This was the first one I made actually. I didn’t have any artists so it’s all programmer art. The skybox/cubemap is from the maps team and it’s taken in the lobby of the Computer History Museum. This one also has ray traced refraction through the tank added by Al Patrick.
To run them you’ll need a browser that supports the WebGL standard. Or should I say, any standards compliant browser? Currently that’s the Chrome Canary Build on Windows or the top of tree version on OSX or Linux, Minefield/Firefox 4.0b6 or newer or the latest version of Webkit. Many of these browsers require configuration to turn on WebGL support. There are a few notes here. Note that all of these versions of these browsers are highly unstable as of 2010/09/15 and are still works in progress. Hopefully sometime relatively soon WebGL will be in the release versions of these browsers.
The performance of the various browsers varies widely and of course it also depends on your computer and GPU. On my home PC in Chrome Canary I get 60 frames per second in most of the demos regardless of settings. On the other hand with my 3yr old notebook with Intel 945 integrated graphics the performance is much worse. 10-20 frames per second at best. I hope the need to run these kinds of apps will spur a lot of competition and improvement in the speed of various browsers. Up until now the speed of browsers was important but running gmail, google maps or facebook fast is a far lower bar than running web apps like these. On those sites if the browser takes a second to update it’s no big deal. Apps like these though need to update at 60 frames per second if possible and without major increases in speed from all the browsers that’s not going to happen.

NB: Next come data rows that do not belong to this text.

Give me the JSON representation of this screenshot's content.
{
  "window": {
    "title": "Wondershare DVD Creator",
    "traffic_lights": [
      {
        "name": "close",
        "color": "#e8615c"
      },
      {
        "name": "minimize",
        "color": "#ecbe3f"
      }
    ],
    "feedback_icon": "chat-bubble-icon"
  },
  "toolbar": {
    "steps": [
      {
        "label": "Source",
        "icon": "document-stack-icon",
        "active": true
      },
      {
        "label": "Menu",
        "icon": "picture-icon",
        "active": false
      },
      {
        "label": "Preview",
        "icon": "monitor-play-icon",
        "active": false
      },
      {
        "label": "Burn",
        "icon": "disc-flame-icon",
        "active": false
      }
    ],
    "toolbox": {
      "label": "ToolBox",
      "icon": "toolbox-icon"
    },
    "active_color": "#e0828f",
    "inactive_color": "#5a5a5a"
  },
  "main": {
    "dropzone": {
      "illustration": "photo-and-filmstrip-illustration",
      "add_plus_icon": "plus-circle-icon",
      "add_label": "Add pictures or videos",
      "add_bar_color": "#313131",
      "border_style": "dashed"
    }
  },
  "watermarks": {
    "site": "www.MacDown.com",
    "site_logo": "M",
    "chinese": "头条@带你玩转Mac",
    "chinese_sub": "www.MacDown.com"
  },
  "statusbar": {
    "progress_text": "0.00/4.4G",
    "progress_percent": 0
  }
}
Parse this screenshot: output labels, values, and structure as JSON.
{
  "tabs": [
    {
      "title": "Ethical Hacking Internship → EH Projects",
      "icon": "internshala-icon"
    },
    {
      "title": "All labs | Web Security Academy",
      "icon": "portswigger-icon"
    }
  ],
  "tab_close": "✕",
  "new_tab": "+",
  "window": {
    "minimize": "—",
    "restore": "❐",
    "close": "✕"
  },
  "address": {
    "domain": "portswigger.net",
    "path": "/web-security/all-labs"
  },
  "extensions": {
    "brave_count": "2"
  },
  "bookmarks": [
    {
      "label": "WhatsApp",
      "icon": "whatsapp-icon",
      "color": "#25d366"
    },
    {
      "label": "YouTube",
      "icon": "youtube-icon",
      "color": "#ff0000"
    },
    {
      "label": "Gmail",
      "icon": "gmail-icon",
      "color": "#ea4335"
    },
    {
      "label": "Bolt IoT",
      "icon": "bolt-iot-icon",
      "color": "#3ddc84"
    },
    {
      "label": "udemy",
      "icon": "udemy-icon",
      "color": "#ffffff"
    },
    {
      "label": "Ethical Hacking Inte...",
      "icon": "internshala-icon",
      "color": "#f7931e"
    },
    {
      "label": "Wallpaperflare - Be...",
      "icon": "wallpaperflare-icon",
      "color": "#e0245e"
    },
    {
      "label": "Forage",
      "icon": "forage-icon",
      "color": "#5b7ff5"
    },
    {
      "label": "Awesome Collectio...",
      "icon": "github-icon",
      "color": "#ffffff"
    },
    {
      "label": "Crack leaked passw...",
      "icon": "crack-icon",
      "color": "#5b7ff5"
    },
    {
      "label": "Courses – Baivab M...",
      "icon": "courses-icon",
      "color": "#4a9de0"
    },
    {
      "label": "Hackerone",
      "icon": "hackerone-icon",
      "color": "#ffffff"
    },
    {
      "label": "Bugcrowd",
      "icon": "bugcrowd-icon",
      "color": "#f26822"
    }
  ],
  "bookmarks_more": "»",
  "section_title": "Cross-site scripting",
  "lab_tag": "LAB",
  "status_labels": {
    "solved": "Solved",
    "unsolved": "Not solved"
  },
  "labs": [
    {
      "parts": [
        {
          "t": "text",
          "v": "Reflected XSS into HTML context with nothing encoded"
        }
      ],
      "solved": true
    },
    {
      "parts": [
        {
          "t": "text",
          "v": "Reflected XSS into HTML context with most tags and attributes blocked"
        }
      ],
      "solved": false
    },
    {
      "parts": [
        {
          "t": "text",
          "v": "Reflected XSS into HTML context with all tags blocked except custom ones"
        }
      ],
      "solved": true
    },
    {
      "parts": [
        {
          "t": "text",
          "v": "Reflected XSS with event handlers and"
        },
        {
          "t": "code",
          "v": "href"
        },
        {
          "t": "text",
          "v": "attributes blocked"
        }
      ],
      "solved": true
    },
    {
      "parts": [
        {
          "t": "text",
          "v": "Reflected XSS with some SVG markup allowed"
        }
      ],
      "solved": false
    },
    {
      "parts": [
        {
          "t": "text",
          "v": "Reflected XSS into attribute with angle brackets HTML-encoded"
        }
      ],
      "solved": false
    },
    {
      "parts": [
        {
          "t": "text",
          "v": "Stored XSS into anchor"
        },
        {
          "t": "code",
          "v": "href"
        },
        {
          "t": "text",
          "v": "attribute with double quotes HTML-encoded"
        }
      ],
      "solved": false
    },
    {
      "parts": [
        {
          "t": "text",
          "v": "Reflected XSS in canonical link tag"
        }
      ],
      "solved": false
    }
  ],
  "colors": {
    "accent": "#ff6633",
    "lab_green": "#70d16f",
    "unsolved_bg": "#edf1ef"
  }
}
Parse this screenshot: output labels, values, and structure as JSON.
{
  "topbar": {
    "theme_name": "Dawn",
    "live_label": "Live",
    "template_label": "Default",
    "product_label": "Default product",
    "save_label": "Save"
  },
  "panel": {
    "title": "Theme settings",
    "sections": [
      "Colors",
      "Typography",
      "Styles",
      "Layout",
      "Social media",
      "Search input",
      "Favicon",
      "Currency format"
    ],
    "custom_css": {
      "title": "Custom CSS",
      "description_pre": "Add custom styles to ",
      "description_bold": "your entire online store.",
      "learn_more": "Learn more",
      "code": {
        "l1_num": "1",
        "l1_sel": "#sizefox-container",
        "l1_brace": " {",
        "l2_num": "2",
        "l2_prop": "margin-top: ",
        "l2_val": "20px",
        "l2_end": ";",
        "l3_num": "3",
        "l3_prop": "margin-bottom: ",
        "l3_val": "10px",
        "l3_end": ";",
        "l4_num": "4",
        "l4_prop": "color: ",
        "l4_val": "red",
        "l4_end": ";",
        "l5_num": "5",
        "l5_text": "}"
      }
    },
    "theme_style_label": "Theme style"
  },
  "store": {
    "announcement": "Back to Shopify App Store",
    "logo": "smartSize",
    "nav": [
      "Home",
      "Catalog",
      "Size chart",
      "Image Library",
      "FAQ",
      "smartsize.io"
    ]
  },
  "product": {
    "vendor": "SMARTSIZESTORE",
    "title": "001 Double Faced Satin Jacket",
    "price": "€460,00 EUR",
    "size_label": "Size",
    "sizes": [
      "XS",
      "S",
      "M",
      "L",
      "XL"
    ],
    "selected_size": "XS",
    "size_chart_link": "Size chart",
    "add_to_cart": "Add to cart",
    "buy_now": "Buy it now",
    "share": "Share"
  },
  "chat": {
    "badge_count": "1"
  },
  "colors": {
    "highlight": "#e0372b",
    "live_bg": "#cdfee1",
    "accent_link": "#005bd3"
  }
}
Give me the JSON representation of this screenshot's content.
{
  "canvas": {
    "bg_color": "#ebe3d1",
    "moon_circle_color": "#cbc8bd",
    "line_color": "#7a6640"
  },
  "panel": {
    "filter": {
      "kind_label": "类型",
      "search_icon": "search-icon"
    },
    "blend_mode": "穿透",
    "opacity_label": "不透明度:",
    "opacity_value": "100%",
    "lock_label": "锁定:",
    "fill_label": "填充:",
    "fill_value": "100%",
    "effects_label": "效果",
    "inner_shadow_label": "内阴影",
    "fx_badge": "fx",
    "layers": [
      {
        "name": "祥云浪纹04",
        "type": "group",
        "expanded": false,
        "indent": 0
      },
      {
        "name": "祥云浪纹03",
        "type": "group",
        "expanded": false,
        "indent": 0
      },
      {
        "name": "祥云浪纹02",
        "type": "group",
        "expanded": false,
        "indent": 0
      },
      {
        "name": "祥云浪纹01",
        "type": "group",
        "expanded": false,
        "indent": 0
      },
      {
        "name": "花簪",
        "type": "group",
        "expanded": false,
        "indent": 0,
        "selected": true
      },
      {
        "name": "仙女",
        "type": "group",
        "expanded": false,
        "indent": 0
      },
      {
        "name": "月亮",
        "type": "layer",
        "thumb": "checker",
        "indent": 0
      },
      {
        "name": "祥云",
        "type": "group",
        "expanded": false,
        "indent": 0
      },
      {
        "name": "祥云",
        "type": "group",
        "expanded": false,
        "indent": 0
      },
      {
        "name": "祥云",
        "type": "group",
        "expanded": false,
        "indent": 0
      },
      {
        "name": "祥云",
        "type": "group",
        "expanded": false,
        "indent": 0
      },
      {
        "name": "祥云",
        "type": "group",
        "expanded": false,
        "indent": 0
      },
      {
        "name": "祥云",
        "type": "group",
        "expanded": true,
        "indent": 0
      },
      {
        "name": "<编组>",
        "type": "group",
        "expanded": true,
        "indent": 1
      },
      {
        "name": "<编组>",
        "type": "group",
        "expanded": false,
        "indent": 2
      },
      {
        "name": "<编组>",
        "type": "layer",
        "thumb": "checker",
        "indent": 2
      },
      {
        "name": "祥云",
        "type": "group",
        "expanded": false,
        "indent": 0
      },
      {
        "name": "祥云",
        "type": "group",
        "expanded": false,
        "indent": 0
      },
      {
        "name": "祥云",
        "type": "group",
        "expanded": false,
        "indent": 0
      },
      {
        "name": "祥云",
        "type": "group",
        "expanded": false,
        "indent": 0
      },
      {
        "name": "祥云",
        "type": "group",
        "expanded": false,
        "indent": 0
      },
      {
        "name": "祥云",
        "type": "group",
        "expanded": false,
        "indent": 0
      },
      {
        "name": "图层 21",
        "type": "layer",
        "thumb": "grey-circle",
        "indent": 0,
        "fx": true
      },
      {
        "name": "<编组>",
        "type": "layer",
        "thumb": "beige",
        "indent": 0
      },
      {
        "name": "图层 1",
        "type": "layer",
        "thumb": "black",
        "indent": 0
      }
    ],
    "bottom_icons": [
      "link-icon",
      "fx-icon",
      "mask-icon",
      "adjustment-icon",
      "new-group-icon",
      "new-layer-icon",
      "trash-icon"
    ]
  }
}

Note that all of the demos are open source. You can get the source here. There’s a library inside called tdl for ThreeD Library. I believe it’s a lot lower level than something like SpiderGL, GLGE or O3D and not nearly as full featured but it’s possibly better suited to getting the most speed out of WebGL.